As I mentioned before, serving as mentors to young Latinos in our communities is extremely important. Often those we mentor are the first ones in the family to attend a community college, university or vocational school. At home, that experience often generates feelings that vary from a mixture of joy, high expectations or fear of failure, to the anxiety of not being able to cover the expenses of a college career. 

Counseling these youngsters to keep focused on their studies, to get good grades at school and in their admissions exams is crucial during these years. Aside from good grades, it is also important to have experience in community work, good writing skills, and to develop their gifts and talents that show leadership in what they love to do at that particular time in their lives, as well as being able to communicate and express themselves with conviction and clarity. All of these are keys to being accepted to college or vocational programs.

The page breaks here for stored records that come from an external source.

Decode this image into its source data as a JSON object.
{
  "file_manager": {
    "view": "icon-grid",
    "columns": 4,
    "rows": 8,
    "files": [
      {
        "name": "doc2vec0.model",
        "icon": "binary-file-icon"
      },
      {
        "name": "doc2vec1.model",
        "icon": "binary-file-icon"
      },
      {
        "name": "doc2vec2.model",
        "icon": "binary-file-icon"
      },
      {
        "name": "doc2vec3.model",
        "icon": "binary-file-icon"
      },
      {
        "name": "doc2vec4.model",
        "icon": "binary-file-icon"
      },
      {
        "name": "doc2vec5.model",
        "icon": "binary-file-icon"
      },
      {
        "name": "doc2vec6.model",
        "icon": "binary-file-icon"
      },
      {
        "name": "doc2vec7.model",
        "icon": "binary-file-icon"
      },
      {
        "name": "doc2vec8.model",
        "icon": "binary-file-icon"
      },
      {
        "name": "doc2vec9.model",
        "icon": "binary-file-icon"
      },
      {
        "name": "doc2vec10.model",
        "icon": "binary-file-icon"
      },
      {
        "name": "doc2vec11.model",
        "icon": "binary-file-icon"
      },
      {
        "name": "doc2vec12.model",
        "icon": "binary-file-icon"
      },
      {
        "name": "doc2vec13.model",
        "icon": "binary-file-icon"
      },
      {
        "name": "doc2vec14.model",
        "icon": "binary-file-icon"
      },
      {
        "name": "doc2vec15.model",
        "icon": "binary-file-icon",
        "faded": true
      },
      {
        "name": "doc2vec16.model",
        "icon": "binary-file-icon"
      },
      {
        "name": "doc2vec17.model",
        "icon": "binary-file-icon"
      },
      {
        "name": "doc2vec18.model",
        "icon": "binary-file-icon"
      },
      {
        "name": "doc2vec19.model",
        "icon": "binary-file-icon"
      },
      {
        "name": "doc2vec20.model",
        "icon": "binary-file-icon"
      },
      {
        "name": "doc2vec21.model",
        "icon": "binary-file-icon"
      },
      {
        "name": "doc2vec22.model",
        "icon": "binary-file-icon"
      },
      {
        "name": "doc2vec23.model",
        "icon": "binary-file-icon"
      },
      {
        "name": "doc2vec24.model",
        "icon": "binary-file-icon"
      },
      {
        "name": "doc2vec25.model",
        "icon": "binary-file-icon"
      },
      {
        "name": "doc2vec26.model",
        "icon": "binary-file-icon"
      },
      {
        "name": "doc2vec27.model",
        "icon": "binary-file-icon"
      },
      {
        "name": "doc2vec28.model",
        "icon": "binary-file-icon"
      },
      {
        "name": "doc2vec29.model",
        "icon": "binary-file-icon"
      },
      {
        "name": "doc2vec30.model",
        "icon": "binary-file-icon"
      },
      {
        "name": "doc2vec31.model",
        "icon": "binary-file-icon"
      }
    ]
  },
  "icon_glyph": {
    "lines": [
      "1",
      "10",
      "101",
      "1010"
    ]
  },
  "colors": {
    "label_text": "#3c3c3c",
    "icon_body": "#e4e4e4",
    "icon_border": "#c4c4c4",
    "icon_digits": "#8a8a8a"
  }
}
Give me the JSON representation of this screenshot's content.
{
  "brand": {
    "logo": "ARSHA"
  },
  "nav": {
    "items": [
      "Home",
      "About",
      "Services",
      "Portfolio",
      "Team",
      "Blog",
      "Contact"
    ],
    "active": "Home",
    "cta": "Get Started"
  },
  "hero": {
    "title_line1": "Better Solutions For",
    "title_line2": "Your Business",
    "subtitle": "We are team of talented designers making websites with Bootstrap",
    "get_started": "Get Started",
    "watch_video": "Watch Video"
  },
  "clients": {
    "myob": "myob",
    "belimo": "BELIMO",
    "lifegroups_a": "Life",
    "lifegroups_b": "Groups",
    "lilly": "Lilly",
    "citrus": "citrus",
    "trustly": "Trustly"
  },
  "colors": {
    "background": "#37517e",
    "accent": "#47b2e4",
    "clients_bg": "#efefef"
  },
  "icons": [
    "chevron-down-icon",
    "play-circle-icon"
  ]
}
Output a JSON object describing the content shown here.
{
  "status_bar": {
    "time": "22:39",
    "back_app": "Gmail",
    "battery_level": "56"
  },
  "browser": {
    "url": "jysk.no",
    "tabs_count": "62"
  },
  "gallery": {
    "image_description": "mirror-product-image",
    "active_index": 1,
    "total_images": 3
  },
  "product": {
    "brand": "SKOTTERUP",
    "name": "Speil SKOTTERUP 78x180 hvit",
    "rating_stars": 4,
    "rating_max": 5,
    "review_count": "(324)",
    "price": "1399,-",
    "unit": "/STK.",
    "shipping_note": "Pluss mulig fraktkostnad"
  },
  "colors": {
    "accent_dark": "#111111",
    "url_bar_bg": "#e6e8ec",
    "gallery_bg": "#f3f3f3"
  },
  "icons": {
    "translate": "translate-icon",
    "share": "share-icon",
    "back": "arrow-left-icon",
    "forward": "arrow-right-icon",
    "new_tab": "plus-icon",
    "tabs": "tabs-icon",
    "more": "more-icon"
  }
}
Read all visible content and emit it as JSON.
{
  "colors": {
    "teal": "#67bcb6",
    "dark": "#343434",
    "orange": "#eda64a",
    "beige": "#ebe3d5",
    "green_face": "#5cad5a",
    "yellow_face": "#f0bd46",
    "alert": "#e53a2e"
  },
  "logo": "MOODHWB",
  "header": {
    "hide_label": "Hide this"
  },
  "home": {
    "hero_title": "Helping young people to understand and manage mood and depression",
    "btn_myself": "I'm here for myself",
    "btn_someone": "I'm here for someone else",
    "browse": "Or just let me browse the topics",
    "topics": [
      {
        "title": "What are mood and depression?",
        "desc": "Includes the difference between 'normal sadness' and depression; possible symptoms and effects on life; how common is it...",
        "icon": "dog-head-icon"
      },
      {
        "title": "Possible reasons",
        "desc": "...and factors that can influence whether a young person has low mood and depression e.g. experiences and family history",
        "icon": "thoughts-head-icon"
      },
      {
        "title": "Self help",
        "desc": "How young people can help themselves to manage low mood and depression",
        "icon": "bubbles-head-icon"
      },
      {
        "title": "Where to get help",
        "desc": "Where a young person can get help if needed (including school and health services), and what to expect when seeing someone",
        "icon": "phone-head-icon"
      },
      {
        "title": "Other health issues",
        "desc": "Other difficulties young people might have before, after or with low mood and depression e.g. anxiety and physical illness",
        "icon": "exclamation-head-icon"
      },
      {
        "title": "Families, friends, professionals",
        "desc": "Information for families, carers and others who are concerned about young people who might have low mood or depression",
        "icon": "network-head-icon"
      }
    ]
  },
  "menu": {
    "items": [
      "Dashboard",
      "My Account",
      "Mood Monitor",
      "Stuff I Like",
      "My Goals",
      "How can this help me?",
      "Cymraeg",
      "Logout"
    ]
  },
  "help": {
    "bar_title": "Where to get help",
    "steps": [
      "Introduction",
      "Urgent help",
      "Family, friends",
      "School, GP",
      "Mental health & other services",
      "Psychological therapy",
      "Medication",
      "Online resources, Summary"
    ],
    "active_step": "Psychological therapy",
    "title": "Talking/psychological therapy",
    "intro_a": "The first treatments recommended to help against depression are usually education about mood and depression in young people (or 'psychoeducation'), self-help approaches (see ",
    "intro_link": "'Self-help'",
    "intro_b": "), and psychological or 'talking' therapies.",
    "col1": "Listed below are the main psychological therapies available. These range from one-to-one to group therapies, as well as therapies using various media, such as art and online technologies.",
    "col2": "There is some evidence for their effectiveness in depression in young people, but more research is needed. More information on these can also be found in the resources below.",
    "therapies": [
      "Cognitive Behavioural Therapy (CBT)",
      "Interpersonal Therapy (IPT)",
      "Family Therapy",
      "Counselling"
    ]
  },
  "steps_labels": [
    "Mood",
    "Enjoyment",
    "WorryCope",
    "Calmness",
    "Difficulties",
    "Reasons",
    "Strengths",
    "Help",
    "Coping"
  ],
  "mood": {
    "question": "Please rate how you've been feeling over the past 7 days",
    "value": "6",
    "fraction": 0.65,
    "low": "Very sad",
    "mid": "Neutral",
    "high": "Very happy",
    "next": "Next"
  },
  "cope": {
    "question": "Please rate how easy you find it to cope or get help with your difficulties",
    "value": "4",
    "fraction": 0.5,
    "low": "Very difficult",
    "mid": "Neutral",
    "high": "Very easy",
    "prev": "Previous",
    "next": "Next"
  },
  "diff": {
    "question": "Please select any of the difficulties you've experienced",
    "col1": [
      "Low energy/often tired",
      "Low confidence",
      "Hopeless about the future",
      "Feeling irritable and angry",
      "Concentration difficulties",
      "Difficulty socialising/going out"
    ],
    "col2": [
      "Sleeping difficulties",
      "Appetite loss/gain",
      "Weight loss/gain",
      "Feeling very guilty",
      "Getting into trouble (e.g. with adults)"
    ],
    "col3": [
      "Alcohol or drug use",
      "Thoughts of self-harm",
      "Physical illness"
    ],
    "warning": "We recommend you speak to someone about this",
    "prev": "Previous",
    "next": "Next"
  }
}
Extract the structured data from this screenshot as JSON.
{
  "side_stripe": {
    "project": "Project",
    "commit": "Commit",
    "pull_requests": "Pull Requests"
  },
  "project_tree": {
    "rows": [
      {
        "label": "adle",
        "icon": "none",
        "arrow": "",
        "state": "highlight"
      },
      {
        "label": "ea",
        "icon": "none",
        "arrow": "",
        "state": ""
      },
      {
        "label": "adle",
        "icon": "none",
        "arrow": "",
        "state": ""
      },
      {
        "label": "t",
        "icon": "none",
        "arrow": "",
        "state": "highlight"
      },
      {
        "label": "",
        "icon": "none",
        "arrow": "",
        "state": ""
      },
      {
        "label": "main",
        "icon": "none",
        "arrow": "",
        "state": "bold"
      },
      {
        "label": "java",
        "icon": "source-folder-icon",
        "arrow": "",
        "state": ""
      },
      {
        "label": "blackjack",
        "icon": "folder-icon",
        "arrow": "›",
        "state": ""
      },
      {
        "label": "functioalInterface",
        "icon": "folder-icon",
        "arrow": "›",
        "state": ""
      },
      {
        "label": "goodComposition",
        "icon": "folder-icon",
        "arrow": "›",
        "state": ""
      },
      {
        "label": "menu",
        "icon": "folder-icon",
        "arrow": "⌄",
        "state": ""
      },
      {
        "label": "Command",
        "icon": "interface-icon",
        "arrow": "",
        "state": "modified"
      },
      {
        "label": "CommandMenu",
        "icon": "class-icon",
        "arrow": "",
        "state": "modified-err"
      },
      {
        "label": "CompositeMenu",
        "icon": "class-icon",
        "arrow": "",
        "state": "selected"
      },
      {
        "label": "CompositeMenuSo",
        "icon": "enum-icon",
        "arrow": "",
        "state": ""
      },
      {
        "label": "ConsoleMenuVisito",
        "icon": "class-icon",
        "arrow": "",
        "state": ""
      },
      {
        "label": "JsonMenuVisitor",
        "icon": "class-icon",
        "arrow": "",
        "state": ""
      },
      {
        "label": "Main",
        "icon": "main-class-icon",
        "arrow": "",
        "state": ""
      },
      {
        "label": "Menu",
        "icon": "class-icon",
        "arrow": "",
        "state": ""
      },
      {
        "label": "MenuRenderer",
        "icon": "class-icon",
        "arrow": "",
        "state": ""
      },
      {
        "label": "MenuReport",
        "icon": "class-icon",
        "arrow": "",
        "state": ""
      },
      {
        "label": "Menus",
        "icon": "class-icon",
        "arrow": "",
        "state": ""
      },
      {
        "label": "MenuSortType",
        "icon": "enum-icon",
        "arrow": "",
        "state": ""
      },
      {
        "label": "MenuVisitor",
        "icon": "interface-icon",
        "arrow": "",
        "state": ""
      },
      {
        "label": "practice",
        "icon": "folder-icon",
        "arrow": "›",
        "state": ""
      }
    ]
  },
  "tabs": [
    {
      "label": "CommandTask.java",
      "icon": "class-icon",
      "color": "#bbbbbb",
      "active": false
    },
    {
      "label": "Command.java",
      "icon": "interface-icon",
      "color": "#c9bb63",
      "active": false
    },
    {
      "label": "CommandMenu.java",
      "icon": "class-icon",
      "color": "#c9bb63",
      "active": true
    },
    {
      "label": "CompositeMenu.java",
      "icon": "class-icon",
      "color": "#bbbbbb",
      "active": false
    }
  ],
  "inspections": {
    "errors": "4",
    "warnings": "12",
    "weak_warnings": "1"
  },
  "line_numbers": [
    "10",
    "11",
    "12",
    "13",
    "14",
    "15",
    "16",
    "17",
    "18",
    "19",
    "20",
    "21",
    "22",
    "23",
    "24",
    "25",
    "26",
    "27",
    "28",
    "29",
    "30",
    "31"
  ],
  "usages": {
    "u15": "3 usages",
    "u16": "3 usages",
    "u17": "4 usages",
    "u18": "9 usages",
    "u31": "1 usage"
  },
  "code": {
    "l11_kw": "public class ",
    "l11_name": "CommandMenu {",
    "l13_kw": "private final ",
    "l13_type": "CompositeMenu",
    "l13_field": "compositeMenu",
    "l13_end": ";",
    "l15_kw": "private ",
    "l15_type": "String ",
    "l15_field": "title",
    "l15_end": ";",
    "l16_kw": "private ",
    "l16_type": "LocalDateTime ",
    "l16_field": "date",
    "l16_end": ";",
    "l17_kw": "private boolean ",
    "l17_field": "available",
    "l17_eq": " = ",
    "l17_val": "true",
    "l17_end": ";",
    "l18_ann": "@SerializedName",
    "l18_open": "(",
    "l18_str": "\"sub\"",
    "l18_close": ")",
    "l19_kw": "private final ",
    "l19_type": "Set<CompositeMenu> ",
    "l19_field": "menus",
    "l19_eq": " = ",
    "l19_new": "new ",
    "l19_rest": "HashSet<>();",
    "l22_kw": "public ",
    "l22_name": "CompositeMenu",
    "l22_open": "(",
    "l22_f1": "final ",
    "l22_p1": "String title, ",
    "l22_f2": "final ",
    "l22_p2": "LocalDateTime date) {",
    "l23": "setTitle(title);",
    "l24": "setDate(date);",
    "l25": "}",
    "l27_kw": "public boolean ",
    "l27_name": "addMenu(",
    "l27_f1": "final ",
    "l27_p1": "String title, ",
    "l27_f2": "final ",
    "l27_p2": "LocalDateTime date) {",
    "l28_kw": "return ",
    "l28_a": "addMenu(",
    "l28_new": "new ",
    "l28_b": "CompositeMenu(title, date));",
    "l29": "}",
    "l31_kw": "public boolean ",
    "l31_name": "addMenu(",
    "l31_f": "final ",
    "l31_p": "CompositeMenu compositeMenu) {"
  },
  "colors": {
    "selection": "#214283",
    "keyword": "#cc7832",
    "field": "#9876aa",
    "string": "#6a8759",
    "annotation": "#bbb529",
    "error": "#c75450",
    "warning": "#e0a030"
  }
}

For mentors, the experience is invaluable and transforming. It is enjoying the blessing of being able to walk side by side with a young person, always listening and helping him or her reflect honestly on themselves. It is sharing practical knowledge, particularly in ways to search for schools and universities that may be suitable for their aspirations and it is offering with love and sincerity what each mentor believes to be best plan for each young person. Within our faith communities, it is also a way to tighten the spiritual bonds with our youngsters who so need them during those important decision-making years. It is the true giving-and-receiving that is at the center of Christ’s call to follow Him in his ministry of service to the people of God.